The former San Francisco 49ers quarterback tweeted an image from the new campaign featuring a close-up photo of his face, accompanied by the words “Believe in something, even if it means sacrificing everything.”
Believe in something, even if it means sacrificing everything. #JustDoItpic.twitter.com/SRWkMIDdaO
— Colin Kaepernick (@Kaepernick7) September 3, 2018
Kaepernick became the first player to take a knee during the national anthem during the 2016 NFL season as part of an effort to protest social injustice. He became a free agent at the end of the season, and has remained unsigned.
The player has since filed a grievance alleging that league owners colluded to keep him off a team. An arbitrator ruled last week that Kaepernick’s case will go to trial.
ESPN reported that Nike signed Kaepernick to an endorsement deal in 2011, and has maintained that contract since then.
“We believe Colin is one of the most inspirational athletes of this generation, who has leveraged the power of sport to help move the world forward,” Gino Fisanotti, Nike’s vice president of brand for North America, told ESPN.
In the roughly two years since Kapernick first started kneeling, numerous other players have taken a knee, raised a fist or have stayed off the field during the playing of the national anthem in protest of social injustice.
President TrumpDonald John TrumpKasich says Republican Party is ‘shrinking’Graham: Ivanka Trump’s ‘very nice’ comments about McCain ‘not unnoticed by the family’McCarthy leads GOP charge against Silicon ValleyMORE has lashed out at protesting players, declaring they should be fired and suggesting they don’t belong in the country.

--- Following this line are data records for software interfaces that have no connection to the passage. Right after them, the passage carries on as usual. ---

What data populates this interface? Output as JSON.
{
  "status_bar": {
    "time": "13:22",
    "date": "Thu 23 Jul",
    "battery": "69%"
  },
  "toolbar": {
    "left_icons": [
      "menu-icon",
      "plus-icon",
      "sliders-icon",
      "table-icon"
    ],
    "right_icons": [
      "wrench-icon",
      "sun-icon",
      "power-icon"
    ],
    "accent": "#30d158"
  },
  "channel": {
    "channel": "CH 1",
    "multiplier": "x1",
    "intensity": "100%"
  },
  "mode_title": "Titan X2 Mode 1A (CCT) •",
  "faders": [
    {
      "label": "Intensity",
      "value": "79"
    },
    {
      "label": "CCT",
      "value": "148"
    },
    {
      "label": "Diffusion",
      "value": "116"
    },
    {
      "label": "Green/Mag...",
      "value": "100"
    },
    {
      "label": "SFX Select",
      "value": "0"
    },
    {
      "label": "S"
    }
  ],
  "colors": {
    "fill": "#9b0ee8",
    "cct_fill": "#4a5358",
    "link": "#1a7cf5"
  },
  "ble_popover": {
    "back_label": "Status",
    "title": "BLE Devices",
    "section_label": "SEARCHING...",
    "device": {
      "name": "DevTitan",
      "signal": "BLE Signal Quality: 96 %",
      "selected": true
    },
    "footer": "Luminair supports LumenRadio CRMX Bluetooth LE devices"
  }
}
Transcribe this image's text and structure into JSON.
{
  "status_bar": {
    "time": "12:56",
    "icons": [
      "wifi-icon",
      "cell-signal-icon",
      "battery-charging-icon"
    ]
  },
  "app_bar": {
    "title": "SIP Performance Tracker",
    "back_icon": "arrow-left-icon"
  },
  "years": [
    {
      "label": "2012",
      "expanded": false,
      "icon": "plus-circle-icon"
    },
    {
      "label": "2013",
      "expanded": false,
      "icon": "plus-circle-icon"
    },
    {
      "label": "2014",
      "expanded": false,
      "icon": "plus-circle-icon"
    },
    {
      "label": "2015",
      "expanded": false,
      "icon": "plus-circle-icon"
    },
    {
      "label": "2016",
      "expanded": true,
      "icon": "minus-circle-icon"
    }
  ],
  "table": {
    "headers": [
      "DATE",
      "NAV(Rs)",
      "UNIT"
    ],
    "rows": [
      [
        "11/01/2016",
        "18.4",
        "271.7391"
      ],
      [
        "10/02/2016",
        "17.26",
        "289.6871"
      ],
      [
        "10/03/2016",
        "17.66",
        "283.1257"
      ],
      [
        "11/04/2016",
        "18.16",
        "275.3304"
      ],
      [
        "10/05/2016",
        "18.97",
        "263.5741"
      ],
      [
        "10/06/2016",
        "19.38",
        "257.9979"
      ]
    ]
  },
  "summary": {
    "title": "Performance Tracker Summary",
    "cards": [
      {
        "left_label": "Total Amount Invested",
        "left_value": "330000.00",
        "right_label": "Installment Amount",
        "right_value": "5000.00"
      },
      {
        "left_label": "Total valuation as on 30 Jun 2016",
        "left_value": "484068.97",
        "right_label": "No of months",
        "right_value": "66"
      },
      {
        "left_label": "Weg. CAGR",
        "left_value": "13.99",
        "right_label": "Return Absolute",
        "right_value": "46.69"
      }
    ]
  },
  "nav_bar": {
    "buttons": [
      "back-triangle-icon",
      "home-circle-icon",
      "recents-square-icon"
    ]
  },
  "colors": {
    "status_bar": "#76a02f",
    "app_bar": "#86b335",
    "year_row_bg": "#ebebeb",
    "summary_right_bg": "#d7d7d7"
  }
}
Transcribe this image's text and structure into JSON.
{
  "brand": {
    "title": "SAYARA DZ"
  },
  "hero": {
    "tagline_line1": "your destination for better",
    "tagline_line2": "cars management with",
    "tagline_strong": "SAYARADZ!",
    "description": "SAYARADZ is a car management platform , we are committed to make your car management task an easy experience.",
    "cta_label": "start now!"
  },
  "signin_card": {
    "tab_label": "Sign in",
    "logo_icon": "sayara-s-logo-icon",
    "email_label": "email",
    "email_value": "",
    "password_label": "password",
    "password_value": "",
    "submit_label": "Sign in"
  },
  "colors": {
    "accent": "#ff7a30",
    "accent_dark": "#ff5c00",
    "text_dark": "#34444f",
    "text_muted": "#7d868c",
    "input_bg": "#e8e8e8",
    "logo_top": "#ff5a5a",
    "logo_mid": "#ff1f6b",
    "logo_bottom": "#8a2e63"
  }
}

NFL owners initially caved to pressure from Trump and his supporters earlier this year when they approved a policy that will fine players who kneel during the anthem. However, the league has since put that policy on hold.